It will take more than a limp wave of support from FCC chairman Ajit Pai to convince the Department of Justice (DoJ) to approve the $26.5bn merger between T-Mobile and Sprint, despite the two telcos offering a number of concessions. A source speaking to Bloomberg last week claimed the DoJ top dogs are in favor of blocking the deal, citing anti-competitive implications.
As pointed out in the report, the FCC and DoJ have never before locked horns over a major merger. But the coming months could include a war of words between Pai and DoJ chief Makan Delrahim, who famously sued to block the merger between AT&T and Time Warner back in 2017. Of course, that was a cross-industry merger and therefore far more likely to receive approval than T-Mobile and Sprint.

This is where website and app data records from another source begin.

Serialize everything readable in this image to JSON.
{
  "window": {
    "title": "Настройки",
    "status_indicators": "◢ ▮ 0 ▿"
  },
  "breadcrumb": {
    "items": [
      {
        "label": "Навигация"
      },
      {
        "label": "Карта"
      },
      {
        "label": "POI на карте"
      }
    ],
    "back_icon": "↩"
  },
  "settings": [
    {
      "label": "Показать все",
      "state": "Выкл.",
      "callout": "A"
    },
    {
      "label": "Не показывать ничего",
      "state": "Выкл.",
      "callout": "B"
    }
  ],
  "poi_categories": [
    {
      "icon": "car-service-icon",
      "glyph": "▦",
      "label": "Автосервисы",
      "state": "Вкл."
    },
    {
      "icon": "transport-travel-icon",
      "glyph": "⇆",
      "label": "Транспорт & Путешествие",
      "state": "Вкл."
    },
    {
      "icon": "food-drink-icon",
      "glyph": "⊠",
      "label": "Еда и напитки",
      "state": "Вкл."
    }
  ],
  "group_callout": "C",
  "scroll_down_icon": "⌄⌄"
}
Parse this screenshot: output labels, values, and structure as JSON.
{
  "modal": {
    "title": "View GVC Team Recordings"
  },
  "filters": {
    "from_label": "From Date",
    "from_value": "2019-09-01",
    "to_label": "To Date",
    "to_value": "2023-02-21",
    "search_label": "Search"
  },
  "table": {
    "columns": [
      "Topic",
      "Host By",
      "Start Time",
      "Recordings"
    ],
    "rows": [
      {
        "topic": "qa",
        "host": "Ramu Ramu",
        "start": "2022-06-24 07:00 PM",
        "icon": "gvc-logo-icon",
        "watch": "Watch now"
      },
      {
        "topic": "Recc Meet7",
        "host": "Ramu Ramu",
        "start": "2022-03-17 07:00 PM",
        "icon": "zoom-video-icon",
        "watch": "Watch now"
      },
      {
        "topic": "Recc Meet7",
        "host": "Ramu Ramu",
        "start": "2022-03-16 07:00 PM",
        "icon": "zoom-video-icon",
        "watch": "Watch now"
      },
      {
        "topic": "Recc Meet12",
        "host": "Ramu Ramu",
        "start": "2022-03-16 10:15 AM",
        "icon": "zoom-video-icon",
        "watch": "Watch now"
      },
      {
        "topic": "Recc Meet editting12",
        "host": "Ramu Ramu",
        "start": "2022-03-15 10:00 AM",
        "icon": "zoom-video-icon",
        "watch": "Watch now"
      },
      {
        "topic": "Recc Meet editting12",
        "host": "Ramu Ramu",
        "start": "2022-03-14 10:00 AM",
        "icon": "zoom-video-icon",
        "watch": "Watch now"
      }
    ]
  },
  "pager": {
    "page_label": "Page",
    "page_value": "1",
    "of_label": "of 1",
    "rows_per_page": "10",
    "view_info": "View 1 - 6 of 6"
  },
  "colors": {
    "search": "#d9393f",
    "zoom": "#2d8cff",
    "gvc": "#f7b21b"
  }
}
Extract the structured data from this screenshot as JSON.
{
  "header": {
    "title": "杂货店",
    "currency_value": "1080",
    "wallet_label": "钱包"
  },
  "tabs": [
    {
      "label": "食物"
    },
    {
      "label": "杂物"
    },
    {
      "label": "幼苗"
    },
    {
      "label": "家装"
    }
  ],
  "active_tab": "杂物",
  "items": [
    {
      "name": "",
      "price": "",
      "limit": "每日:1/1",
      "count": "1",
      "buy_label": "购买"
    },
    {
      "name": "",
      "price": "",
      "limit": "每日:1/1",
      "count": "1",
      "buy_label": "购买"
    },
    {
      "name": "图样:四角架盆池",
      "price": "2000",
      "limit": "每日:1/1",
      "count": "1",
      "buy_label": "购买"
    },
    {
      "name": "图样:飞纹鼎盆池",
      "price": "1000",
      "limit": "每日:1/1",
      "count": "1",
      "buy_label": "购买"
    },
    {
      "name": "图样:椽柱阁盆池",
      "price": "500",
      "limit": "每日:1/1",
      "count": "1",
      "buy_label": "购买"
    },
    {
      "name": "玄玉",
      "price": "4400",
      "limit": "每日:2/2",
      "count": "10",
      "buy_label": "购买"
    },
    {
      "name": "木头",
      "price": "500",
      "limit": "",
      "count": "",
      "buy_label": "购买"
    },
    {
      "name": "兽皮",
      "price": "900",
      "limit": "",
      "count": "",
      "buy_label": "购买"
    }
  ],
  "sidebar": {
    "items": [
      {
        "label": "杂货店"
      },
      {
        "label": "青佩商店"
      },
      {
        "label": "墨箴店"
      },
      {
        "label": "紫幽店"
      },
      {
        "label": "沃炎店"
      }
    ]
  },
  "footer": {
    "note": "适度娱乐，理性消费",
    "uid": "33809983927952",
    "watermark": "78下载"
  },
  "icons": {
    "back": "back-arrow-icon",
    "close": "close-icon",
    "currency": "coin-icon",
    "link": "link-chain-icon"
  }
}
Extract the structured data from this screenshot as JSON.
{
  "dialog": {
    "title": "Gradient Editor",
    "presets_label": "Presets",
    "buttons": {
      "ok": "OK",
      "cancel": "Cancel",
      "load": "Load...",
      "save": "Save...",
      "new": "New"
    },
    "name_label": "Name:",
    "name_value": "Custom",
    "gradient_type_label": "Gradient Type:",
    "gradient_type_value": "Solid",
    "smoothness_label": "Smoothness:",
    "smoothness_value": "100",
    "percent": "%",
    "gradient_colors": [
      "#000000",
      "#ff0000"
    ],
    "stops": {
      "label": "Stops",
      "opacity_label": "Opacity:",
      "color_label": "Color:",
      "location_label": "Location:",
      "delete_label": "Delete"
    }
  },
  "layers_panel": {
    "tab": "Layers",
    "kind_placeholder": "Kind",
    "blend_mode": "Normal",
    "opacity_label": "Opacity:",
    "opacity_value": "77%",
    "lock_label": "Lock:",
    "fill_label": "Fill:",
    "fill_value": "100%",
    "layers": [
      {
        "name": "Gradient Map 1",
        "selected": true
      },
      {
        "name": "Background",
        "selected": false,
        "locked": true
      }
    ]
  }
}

Pai argued the case for 5G coverage, echoing the promises made by TMO. “The companies have committed to deploying a 5G network that would cover 97% of our nation’s population within three years of the closing of the merger and 99% of Americans within six years. This 5G network would also reach deep into rural areas, with 85% of rural Americans covered within three years and 90% covered within six years. Additionally, TMO and Sprint have guaranteed that 90% of Americans would have access to mobile broadband service at speeds of at least 100 Mbps and 99% would have access to speeds of at least 50 Mbps,” said Pai.
Supporting broadband and multiplay services like video are key to TMO’s case in point. “Moreover, the companies have offered specific commitments regarding the rollout of an in-home broadband product, including to rural households. This would give many Americans another option for home broadband service,” he added.
We now know TMO and Sprint are considering a sale of the prepaid business Boost Mobile as a concession for earning regulatory approval in the $26.5bn merger to form ‘New T-Mobile’. Selling spectrum licenses and setting up a fourth carrier were reportedly two less attractive options than the aforementioned sale. The companies have also committed to freezing prices for three years.
But clearly this isn’t where the Justice Department sees the red flags planted, in a business of 1.1m subscribers, adding 69,000 in the last quarter, which wains in comparison to the behemoth of a postpaid business approaching 39m subscribers. In Q1, TMO once again exceeded a million customer additions in a single quarter, recording 1.65m net adds, which boosted revenue by 7% to $11.1bn for the quarter.
But while TMO has used marketing expertise and canny pricing to leapfrog its would-be merger partner, Sprint has suffered years of customer defections, caused by network failings and poor customer service. Despite big investments in these areas in recent years and a major change of management, its fiscal fourth quarter results were depressingly familiar, with 189,000 postpaid customers leaving – a sad reversal of the year-ago quarter, when Sprint reported net additions of 55,000.
None of this bodes well for its 5G future, especially if regulators prevent its proposed merger with TMO. Sprint brings its only unique asset to that marriage – its plentiful supply of 2.5 GHz spectrum, the kind of midband airwaves that are ideal for 5G capacity, without the risks of millimeter wave, and which the larger operators lack. It would complement TMO’s national 600 MHz spectrum very well, supporting a balance of coverage and capacity.
“It’s also important that the companies would suffer serious consequences if they fail to follow through on their commitments to the FCC. These consequences, which could include total payments to the US Treasury of billions of dollars, create a powerful incentive for the companies to meet their commitments on time,” warned Pai.
The deadline for a decision regarding the formation of New T-Mobile was recently extended to July 29, allowing extra time to seek regulatory approval.